Tom Brady is currently being drafted in the fourth round of most 12-team standard format leagues. Let that sink in for a minute.
His current ADP is 50, meaning somewhere out there fantasy owners are drafting 49 other NFL skill positions players ahead of one of the greatest and most consistently successful quarterbacks of all time. Guys like Darren Sproles, Pierre Garcon, Montee Ball and Eddie Lacy are being drafted ahead of him. Why can’t I be in a league where Tom Brady falls to me in the fourth round?
For the last five years, I’ve heard bar stool experts and cubicle analysts try to convince themselves (and each other) that Tom Brady’s reign as an elite NFL quarterback is coming to an end. That nonsense has seemed to reach an all-time high in 2013 with all of the turnover in Foxboro this off season. It’s well documented how some of Brady’s top targets over the past couple of seasons are on new teams, nursing injuries, not on rosters or awaiting a murder trial. What’s not getting attention is the fact that New England won five of six games to finish off the 2012 season without Rob Gronkowski.
During that stretch, Tom Brady piled up 1,851 passing yards (308.5 per game) and 13 touchdowns. Also during that stretch, he only had two receivers hit the 100 yard mark in any of those games – Brandon Lloyd in a loss against the 49ers and Wes Welker in a win over Miami. The other four games – all wins – never had a receiver total more than 94 yards. Quite simply, Tom Brady’s production is not dependent on any one, two or three elite pass-catchers. He spreads the ball as well as any quarterback in the league and has done so his entire career.

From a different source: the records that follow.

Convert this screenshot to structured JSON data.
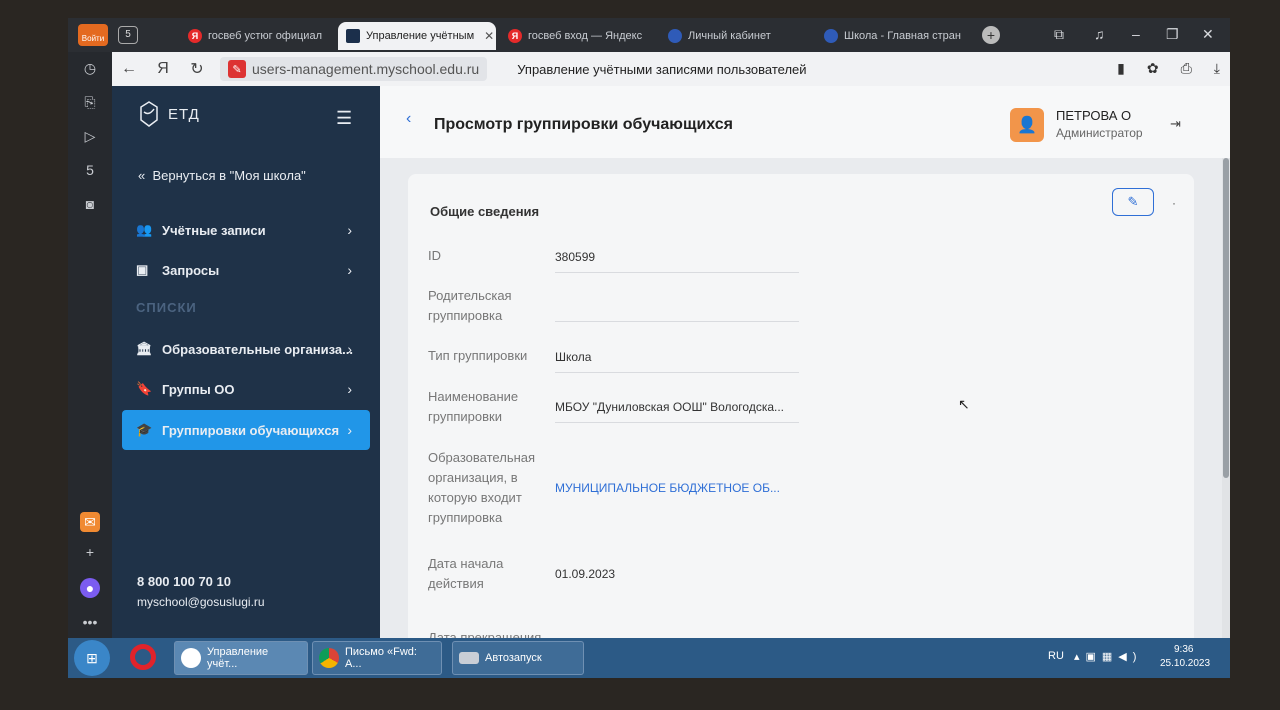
{
  "browser": {
    "tabs": [
      {
        "label": "госвеб устюг официал",
        "icon": "yandex-icon"
      },
      {
        "label": "Управление учётным",
        "icon": "etd-icon",
        "active": true
      },
      {
        "label": "госвеб вход — Яндекс",
        "icon": "yandex-icon"
      },
      {
        "label": "Личный кабинет",
        "icon": "globe-icon"
      },
      {
        "label": "Школа - Главная стран",
        "icon": "globe-icon"
      }
    ],
    "login_badge": "Войти",
    "tab_count": "5",
    "address": "users-management.myschool.edu.ru",
    "page_title": "Управление учётными записями пользователей"
  },
  "sidebar": {
    "logo_text": "ЕТД",
    "back_label": "Вернуться в \"Моя школа\"",
    "items": [
      {
        "label": "Учётные записи",
        "icon": "users-icon"
      },
      {
        "label": "Запросы",
        "icon": "inbox-icon"
      }
    ],
    "section_label": "СПИСКИ",
    "list_items": [
      {
        "label": "Образовательные организа...",
        "icon": "institution-icon"
      },
      {
        "label": "Группы ОО",
        "icon": "bookmark-icon"
      },
      {
        "label": "Группировки обучающихся",
        "icon": "graduation-cap-icon",
        "active": true
      }
    ],
    "phone": "8 800 100 70 10",
    "email": "myschool@gosuslugi.ru"
  },
  "header": {
    "title": "Просмотр группировки обучающихся",
    "user_name": "ПЕТРОВА О",
    "user_role": "Администратор"
  },
  "card": {
    "title": "Общие сведения",
    "fields": [
      {
        "label": "ID",
        "value": "380599"
      },
      {
        "label": "Родительская группировка",
        "value": ""
      },
      {
        "label": "Тип группировки",
        "value": "Школа"
      },
      {
        "label": "Наименование группировки",
        "value": "МБОУ \"Дуниловская ООШ\" Вологодска..."
      },
      {
        "label": "Образовательная организация, в которую входит группировка",
        "value": "МУНИЦИПАЛЬНОЕ БЮДЖЕТНОЕ ОБ..."
      },
      {
        "label": "Дата начала действия",
        "value": "01.09.2023"
      },
      {
        "label": "Дата прекращения",
        "value": ""
      }
    ]
  },
  "taskbar": {
    "buttons": [
      {
        "label": "Управление учёт..."
      },
      {
        "label": "Письмо «Fwd: А..."
      },
      {
        "label": "Автозапуск"
      }
    ],
    "lang": "RU",
    "time": "9:36",
    "date": "25.10.2023"
  },
  "colors": {
    "sidebar_bg": "#1f3248",
    "accent": "#2196e8",
    "link": "#2f6fd6",
    "avatar": "#f2954a"
  }
}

His favorite target is and has always been the open receiver.
I don’t see any of that changing in 2013. Despite the roster turnover, it appears New England has quietly stockpiled a young arsenal of new targets for Brady. Rookie third round pick Aaron Dobson seems to have shown enough in camp for New England to cut ties with veteran Michael Jenkins. Undrafted rookie free agents Kenbrell Thompkins and Zach Sudfeld are making waves as well. Each has become a favorite target of Brady throughout camp. Thompkins is being compared to Lloyd, while Sudfeld has been taking first team reps at tight end and having success. Don’t forget about the addition of Danny Amendola. Though labeled as injury prone, his two injuries (both arm-related) didn’t happen while he was tying his shoes. They both occurred while he was going all-out after a pass. When he is healthy, Amendola is capable of everything Wes Welker did and more. He has straight-line speed to stretch the field like no one else New England has had since the days of Randy Moss.

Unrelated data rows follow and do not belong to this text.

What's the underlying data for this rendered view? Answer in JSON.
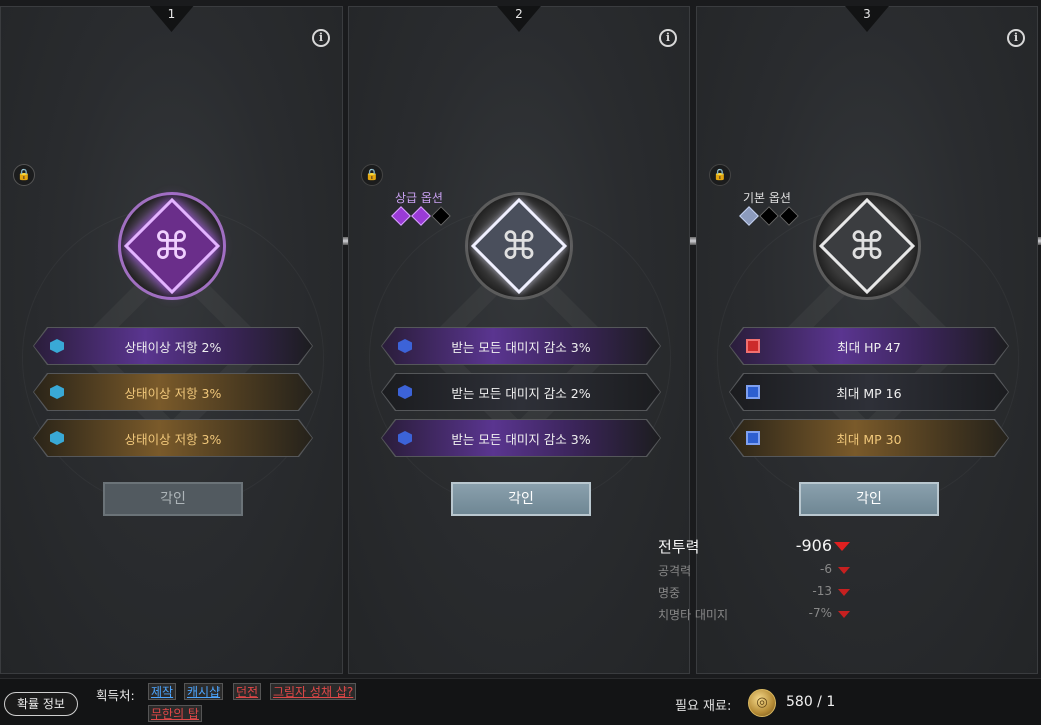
{
  "panels": [
    {
      "number": "1",
      "grade_label": "",
      "lock_icon": "lock-icon",
      "options": [
        {
          "text": "상태이상 저항 2%",
          "style": "purple",
          "icon": "hex"
        },
        {
          "text": "상태이상 저항 3%",
          "style": "orange",
          "icon": "hex"
        },
        {
          "text": "상태이상 저항 3%",
          "style": "orange",
          "icon": "hex"
        }
      ],
      "button_label": "각인",
      "button_enabled": false
    },
    {
      "number": "2",
      "grade_label": "상급 옵션",
      "options": [
        {
          "text": "받는 모든 대미지 감소 3%",
          "style": "purple",
          "icon": "hex-blue"
        },
        {
          "text": "받는 모든 대미지 감소 2%",
          "style": "dark",
          "icon": "hex-blue"
        },
        {
          "text": "받는 모든 대미지 감소 3%",
          "style": "purple",
          "icon": "hex-blue"
        }
      ],
      "button_label": "각인",
      "button_enabled": true
    },
    {
      "number": "3",
      "grade_label": "기본 옵션",
      "options": [
        {
          "text": "최대 HP 47",
          "style": "purple",
          "icon": "square-red"
        },
        {
          "text": "최대 MP 16",
          "style": "dark",
          "icon": "square-blue"
        },
        {
          "text": "최대 MP 30",
          "style": "orange",
          "icon": "square-blue"
        }
      ],
      "button_label": "각인",
      "button_enabled": true
    }
  ],
  "stats": {
    "combat_power": {
      "label": "전투력",
      "value": "-906"
    },
    "rows": [
      {
        "label": "공격력",
        "value": "-6"
      },
      {
        "label": "명중",
        "value": "-13"
      },
      {
        "label": "치명타 대미지",
        "value": "-7%"
      }
    ]
  },
  "bottom": {
    "probability_button": "확률 정보",
    "source_label": "획득처:",
    "sources": [
      {
        "text": "제작",
        "color": "blue"
      },
      {
        "text": "캐시샵",
        "color": "blue"
      },
      {
        "text": "던전",
        "color": "red"
      },
      {
        "text": "그림자 성채 샵?",
        "color": "red"
      },
      {
        "text": "무한의 탑",
        "color": "red"
      }
    ],
    "material_label": "필요 재료:",
    "material_count": "580 / 1"
  },
  "colors": {
    "purple_accent": "#9a3bd6",
    "gold_text": "#f0c77a",
    "down_red": "#e02020",
    "link_blue": "#4da6ff",
    "link_red": "#e04848"
  }
}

Tom Brady is still Tom Brady regardless of who he’s throwing to. He’ll still attempt over 500 passes in an offense designed to do the bulk of its damage through the air. New England’s improved running game will only command more respect and provide more room in the secondary for Brady to carve up opposing defenses.
Let’s not forget about the quarterbacks Tom Brady’s Patriots will face in 2013. He’ll be involved in shootouts with Matt Ryan, Andy Dalton, Drew Brees, Ben Roethlisberger, Cam Newton, Peyton Manning, Matt Schaub and Joe Flacco throughout the season. Brady will likely need to air it out to keep pace in these games.
If you want to compete for a title in your league, believe me when I say you won’t be doing so without an elite quarterback churning out consistent numbers every week. Few are as consistent as Brady and there is no way, despite all of the new targets, that I’d let him get past the third round.